Component data from apps and pages:
◆ ◆ ◆ ◆ ◆ ◆ ◆

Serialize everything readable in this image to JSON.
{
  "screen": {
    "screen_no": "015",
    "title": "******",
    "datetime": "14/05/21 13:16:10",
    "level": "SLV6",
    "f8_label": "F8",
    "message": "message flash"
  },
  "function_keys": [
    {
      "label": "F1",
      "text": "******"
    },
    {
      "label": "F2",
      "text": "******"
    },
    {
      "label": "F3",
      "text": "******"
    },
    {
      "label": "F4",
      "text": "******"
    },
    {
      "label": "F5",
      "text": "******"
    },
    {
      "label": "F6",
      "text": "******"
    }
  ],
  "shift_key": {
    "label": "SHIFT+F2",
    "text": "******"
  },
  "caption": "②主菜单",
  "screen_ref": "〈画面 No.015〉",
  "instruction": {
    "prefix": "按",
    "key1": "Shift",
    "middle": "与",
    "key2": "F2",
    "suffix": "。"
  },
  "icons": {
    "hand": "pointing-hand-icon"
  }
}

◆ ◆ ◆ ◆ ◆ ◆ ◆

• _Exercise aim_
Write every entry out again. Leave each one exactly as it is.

• _Exercise result_
Serialize everything readable in this image to JSON.
{
  "screen": {
    "screen_no": "015",
    "title": "******",
    "datetime": "14/05/21 13:16:10",
    "level": "SLV6",
    "f8_label": "F8",
    "message": "message flash"
  },
  "function_keys": [
    {
      "label": "F1",
      "text": "******"
    },
    {
      "label": "F2",
      "text": "******"
    },
    {
      "label": "F3",
      "text": "******"
    },
    {
      "label": "F4",
      "text": "******"
    },
    {
      "label": "F5",
      "text": "******"
    },
    {
      "label": "F6",
      "text": "******"
    }
  ],
  "shift_key": {
    "label": "SHIFT+F2",
    "text": "******"
  },
  "caption": "②主菜单",
  "screen_ref": "〈画面 No.015〉",
  "instruction": {
    "prefix": "按",
    "key1": "Shift",
    "middle": "与",
    "key2": "F2",
    "suffix": "。"
  },
  "icons": {
    "hand": "pointing-hand-icon"
  }
}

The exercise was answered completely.